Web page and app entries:
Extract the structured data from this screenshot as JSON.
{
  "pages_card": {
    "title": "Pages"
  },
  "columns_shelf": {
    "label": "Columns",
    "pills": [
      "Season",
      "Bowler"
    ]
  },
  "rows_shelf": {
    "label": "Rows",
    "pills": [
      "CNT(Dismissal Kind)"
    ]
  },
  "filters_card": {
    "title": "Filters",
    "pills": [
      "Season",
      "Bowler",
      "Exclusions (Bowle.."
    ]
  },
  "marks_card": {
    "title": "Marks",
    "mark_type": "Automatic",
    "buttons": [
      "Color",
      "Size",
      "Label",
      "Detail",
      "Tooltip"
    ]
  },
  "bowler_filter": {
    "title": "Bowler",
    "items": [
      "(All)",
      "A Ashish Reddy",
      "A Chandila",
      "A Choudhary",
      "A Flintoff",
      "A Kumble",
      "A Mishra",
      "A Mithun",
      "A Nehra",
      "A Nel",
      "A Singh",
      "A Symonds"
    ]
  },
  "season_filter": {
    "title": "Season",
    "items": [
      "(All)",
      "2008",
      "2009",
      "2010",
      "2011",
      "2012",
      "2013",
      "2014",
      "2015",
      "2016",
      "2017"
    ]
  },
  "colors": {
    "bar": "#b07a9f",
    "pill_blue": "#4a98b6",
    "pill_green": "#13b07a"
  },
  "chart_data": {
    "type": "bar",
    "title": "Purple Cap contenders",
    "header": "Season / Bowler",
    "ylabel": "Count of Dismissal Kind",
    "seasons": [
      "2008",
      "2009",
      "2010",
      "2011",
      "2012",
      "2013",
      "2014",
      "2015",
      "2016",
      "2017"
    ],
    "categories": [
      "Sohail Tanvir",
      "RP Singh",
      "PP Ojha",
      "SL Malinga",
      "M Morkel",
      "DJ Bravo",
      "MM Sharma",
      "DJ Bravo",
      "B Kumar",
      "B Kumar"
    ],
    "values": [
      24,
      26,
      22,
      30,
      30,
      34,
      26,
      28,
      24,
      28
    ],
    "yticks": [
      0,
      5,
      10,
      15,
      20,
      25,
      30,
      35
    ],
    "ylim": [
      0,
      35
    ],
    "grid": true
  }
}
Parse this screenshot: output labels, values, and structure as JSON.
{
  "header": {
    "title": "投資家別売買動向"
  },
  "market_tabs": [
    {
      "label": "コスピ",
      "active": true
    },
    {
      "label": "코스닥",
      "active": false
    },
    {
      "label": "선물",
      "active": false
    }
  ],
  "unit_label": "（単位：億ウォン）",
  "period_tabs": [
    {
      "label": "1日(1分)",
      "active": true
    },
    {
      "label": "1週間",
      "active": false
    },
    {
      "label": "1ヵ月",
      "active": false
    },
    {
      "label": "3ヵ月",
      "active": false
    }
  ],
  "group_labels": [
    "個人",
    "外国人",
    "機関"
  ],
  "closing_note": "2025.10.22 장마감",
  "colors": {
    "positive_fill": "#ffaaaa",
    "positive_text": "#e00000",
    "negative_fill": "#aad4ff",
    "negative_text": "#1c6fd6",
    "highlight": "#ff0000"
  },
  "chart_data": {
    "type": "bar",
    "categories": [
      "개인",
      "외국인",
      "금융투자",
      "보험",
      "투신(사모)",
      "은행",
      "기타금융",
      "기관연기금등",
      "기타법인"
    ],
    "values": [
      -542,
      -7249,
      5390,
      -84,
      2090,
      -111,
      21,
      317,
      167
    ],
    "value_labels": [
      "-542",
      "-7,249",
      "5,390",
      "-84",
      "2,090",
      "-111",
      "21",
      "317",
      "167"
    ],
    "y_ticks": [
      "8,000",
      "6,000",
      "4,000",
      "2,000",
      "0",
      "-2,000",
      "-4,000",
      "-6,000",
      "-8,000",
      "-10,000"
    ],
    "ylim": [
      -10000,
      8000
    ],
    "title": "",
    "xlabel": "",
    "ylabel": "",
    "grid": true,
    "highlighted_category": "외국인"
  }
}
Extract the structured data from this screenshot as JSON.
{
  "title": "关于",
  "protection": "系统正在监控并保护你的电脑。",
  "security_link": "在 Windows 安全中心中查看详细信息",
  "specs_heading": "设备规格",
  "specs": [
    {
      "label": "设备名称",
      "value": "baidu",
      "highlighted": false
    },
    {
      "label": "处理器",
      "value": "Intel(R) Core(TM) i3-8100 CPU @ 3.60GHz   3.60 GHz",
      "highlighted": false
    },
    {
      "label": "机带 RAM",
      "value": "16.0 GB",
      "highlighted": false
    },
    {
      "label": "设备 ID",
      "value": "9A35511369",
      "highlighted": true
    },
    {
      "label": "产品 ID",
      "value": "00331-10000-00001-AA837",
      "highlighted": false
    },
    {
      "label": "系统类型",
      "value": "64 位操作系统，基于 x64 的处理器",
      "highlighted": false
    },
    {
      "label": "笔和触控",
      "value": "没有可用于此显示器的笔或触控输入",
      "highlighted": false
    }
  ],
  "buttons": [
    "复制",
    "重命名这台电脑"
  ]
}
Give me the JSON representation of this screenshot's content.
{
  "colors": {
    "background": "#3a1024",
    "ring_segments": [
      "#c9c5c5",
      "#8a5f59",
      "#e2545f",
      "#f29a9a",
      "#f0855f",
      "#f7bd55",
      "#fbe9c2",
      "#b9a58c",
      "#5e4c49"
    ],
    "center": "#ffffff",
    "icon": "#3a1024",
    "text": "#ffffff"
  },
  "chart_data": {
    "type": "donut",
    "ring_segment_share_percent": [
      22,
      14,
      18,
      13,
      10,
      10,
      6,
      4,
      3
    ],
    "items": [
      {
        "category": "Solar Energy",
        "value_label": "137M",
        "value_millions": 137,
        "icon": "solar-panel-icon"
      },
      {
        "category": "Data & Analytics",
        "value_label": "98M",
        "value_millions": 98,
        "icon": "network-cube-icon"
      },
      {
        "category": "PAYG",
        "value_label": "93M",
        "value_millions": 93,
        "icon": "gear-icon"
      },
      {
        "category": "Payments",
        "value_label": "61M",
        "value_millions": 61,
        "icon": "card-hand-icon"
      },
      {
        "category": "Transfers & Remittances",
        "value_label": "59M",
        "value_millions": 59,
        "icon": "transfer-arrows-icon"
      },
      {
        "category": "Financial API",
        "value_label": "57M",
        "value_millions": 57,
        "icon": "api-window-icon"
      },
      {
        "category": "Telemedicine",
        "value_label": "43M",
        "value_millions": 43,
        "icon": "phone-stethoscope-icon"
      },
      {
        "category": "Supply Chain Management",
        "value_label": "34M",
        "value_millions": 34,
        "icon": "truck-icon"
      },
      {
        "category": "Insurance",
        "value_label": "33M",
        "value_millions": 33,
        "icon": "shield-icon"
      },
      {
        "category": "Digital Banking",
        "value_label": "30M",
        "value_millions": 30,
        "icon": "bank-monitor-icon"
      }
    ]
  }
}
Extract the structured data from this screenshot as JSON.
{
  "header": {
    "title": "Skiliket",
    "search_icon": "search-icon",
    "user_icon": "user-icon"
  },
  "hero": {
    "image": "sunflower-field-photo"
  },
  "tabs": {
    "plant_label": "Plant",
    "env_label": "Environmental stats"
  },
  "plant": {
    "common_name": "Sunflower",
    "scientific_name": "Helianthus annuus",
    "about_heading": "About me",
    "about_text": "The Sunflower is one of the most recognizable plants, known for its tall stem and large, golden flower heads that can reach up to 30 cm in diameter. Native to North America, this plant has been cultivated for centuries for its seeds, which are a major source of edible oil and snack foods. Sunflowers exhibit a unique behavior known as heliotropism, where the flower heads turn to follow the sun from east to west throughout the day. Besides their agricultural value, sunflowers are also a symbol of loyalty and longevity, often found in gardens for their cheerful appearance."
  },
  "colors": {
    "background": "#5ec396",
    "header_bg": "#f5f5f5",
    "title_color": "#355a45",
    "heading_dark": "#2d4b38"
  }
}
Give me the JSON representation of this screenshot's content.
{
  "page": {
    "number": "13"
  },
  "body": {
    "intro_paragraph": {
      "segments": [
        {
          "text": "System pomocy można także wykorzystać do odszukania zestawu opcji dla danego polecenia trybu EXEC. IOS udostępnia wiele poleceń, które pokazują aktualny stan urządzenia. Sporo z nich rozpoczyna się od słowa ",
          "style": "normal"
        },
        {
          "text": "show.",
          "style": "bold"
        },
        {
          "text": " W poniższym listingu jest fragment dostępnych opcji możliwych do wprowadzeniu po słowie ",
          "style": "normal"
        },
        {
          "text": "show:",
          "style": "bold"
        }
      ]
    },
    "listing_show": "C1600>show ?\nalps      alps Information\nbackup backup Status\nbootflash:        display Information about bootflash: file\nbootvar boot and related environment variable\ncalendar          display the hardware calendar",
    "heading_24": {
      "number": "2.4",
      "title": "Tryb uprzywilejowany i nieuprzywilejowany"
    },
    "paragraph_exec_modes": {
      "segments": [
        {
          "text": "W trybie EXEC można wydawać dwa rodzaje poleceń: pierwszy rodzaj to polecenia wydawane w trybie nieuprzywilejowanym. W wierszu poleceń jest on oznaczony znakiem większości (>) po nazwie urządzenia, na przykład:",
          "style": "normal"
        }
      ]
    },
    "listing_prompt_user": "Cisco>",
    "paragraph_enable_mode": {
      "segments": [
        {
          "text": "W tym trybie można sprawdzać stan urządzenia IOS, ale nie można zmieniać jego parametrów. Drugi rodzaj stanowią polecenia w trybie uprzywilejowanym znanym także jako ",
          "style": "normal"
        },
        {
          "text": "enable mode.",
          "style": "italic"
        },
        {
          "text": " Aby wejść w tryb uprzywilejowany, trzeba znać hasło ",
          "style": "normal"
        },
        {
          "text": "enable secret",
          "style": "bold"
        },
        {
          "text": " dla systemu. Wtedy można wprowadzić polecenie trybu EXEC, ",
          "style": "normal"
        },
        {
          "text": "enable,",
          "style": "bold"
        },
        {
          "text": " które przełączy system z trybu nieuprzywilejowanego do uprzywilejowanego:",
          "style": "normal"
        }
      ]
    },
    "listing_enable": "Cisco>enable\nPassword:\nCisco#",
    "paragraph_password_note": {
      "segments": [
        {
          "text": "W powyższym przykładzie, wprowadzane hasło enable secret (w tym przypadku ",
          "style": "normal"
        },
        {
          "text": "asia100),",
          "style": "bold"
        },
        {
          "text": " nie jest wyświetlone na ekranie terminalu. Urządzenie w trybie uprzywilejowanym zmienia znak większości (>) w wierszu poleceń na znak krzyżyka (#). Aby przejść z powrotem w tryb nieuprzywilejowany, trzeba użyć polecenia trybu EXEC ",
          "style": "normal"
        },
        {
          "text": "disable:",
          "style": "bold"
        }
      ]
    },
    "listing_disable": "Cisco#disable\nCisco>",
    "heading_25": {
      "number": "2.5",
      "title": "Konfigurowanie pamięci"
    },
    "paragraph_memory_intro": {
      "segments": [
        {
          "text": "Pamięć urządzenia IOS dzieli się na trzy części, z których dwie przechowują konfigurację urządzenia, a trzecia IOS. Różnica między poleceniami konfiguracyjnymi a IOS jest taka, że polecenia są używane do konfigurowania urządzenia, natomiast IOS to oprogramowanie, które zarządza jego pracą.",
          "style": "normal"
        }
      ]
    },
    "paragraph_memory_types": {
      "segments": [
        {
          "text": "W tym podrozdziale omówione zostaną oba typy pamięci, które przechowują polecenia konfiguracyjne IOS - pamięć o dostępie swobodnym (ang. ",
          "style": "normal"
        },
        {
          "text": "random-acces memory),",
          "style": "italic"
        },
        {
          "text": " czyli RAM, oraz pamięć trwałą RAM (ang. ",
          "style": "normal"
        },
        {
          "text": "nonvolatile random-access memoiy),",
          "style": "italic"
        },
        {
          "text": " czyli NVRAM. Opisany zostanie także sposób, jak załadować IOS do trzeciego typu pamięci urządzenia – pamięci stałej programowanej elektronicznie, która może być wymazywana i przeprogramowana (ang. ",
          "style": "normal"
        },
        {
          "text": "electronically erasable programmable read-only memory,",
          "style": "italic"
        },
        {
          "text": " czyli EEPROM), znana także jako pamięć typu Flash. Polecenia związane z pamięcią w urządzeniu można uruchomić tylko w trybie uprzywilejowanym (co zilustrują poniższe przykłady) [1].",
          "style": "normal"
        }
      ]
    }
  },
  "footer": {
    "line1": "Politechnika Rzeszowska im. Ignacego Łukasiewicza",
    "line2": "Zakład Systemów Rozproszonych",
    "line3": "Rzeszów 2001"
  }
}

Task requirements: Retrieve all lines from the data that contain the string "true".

Task answer:
    "grid": true
      "active": true
      "active": true
    "grid": true,
      "highlighted": true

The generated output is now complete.